There are models for local that may work, just not in a neat, centralized way. Baristanet is one. NashvilleIsTalking is another. Both leave control and content and trust and identity at the edges.

If you can figure out a way to enable that — with search, functionality, ratings of the raters, and revenue — then I think you’ll have a winner. Until then, I will wish luck to Judy’s Book and Riffs and other such services. But I think you’ll be just a centralized waystation on the path to a distributed future. Think edgey.

Media 2.0 101
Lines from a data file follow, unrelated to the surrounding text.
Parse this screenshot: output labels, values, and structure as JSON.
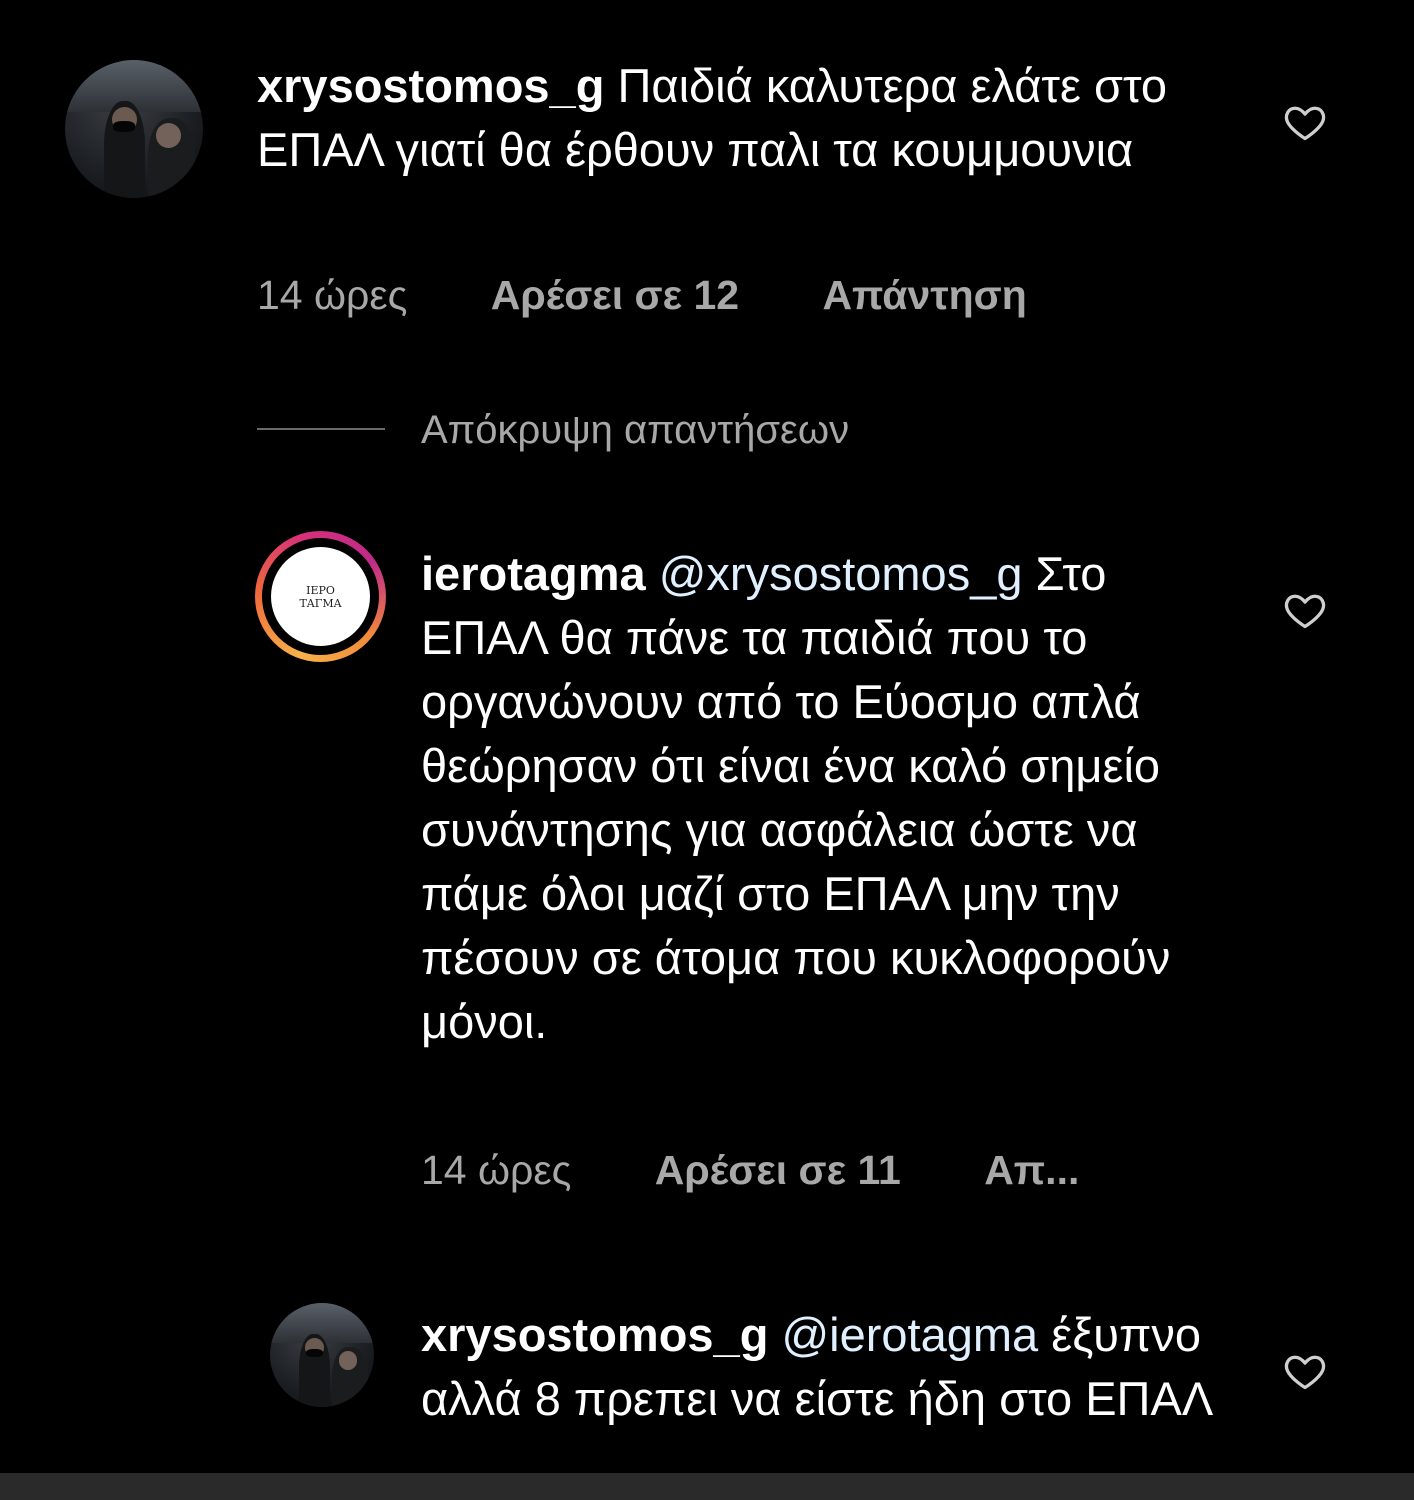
{
  "comments": [
    {
      "username": "xrysostomos_g",
      "mention": "",
      "text": "Παιδιά καλυτερα ελάτε στο ΕΠΑΛ γιατί θα έρθουν παλι τα κουμμουνια",
      "time": "14 ώρες",
      "likes": "Αρέσει σε 12",
      "reply": "Απάντηση",
      "avatar": "photo-avatar"
    },
    {
      "username": "ierotagma",
      "mention": "@xrysostomos_g",
      "text": "Στο ΕΠΑΛ θα πάνε τα παιδιά που το οργανώνουν από το Εύοσμο απλά θεώρησαν ότι είναι ένα καλό σημείο συνάντησης για ασφάλεια ώστε να πάμε όλοι μαζί στο ΕΠΑΛ μην την πέσουν σε άτομα που κυκλοφορούν μόνοι.",
      "time": "14 ώρες",
      "likes": "Αρέσει σε 11",
      "reply": "Απ...",
      "avatar_logo_line1": "ΙΕΡΟ",
      "avatar_logo_line2": "ΤΑΓΜΑ"
    },
    {
      "username": "xrysostomos_g",
      "mention": "@ierotagma",
      "text": "έξυπνο αλλά 8 πρεπει να είστε ήδη στο ΕΠΑΛ",
      "avatar": "photo-avatar"
    }
  ],
  "hide_replies": "Απόκρυψη απαντήσεων",
  "icons": {
    "like": "heart-outline-icon"
  },
  "colors": {
    "background": "#000000",
    "text": "#ffffff",
    "meta": "#a8a8a8",
    "mention": "#e0f0ff"
  }
}
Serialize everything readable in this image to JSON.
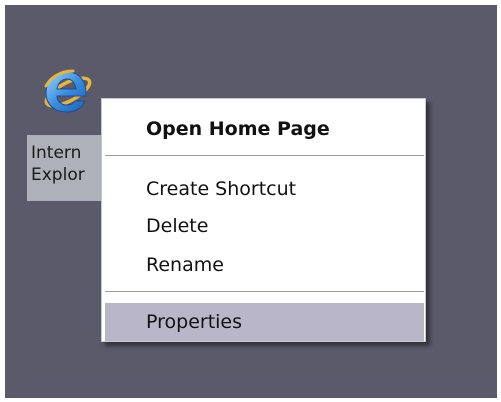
{
  "desktop": {
    "background_color": "#5b5a6b",
    "icons": [
      {
        "icon": "internet-explorer-icon",
        "label_line1": "Intern",
        "label_line2": "Explor"
      }
    ]
  },
  "context_menu": {
    "items": [
      {
        "label": "Open Home Page",
        "bold": true
      },
      {
        "label": "Create Shortcut"
      },
      {
        "label": "Delete"
      },
      {
        "label": "Rename"
      },
      {
        "label": "Properties",
        "highlighted": true
      }
    ],
    "highlight_color": "#b8b6c8"
  }
}
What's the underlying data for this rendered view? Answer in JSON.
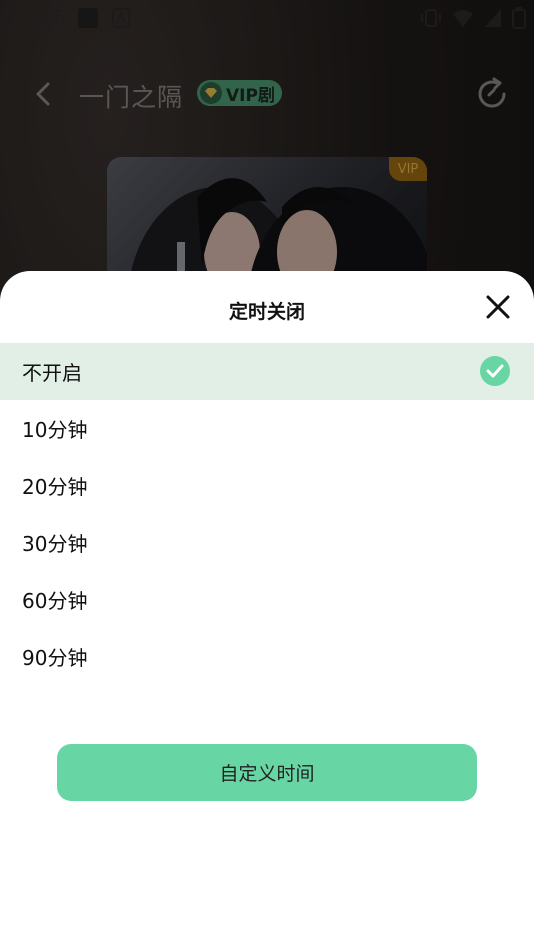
{
  "status_bar": {
    "time": "11:26"
  },
  "header": {
    "title": "一门之隔",
    "vip_badge": "VIP剧"
  },
  "cover": {
    "vip_tag": "VIP"
  },
  "sheet": {
    "title": "定时关闭",
    "options": [
      {
        "label": "不开启",
        "selected": true
      },
      {
        "label": "10分钟",
        "selected": false
      },
      {
        "label": "20分钟",
        "selected": false
      },
      {
        "label": "30分钟",
        "selected": false
      },
      {
        "label": "60分钟",
        "selected": false
      },
      {
        "label": "90分钟",
        "selected": false
      }
    ],
    "custom_button": "自定义时间"
  },
  "colors": {
    "accent": "#68d5a5",
    "selected_row": "#e1efe7",
    "check": "#68d5a5",
    "vip_badge": "#4e9a73"
  }
}
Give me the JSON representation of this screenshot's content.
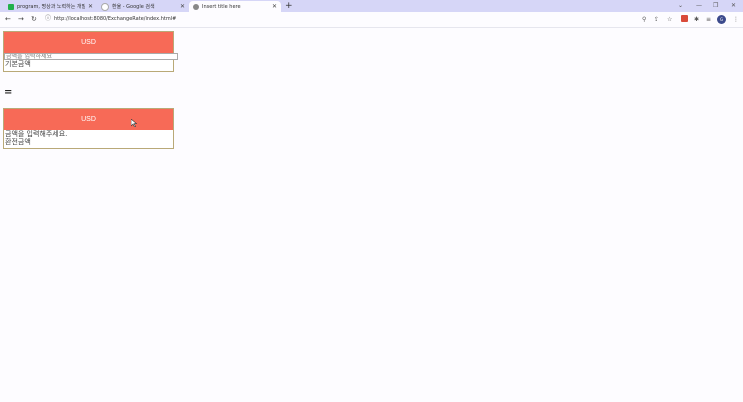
{
  "browser": {
    "tabs": [
      {
        "label": "program, 명상과 노력하는 개발",
        "favicon_color": "#22b14c"
      },
      {
        "label": "환율 - Google 검색",
        "favicon_color": "#cccccc"
      },
      {
        "label": "Insert title here",
        "favicon_color": "#888888"
      }
    ],
    "active_tab": 2,
    "new_tab": "+",
    "url": "http://localhost:8080/ExchangeRate/index.html#",
    "profile_initials": "G"
  },
  "converter": {
    "from": {
      "currency": "USD",
      "input_placeholder": "금액을 입력하세요",
      "caption": "기본금액"
    },
    "equals": "=",
    "to": {
      "currency": "USD",
      "result_text": "금액을 입력해주세요.",
      "caption": "환전금액"
    }
  },
  "colors": {
    "accent": "#f76a57",
    "border": "#b9a977"
  }
}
I let Umair Haque’s Bubblegeneration blog pile up like unread, guilt-inducing copies of The Economist and The New Yorker and anything Clay Shirky writes because it takes time to read and let sink in what he has to say. So here’s my homework, Umair on:
* Media 2.0
* Peer production.
* Edge Competencies.
* Network economics.
* The fabled attention economy.
* And here’s a current post on edge compentences and newspapers, which warns:

Newspapers are canaries in the coal mine. The economic shift that is disrupting the structure of the media industry is deep and pervasive; within the next five years, it will touch all consumer-facing industries. What’s happening to newspapers should serve as a warning signal to players across markets that the deep economics of consumer-facing businesses are undergoing radical change: change as fundamental as that which marked the shift from the industrial to the knowledge economy. To understand this change, let’s define the problem the news market is facing.

The publishers, like the rest of the media industry, are facing a radical shift in industry economics; a structural disruption. Barriers to entry have been vaporized, as have switching costs. At the same time, the market power newspapers could exert over content creators and advertisers is eroding….

News executives must invest in the new media value chain. … What are the segments of this new value chain? As we’ve outlined, microplatforms allow prosumers to create personal media. Smart aggregators syndicate and distribute it. Reconstructors build individualized ‘casts of media for communities of connected consumers….


The Customer Evangelists report that Amazon is experimenting with product-information wikis (more here) so we the customers can share and update information on products for sale. Damned smart. The evangelists also make some good suggestions.

: Rob Hof has more.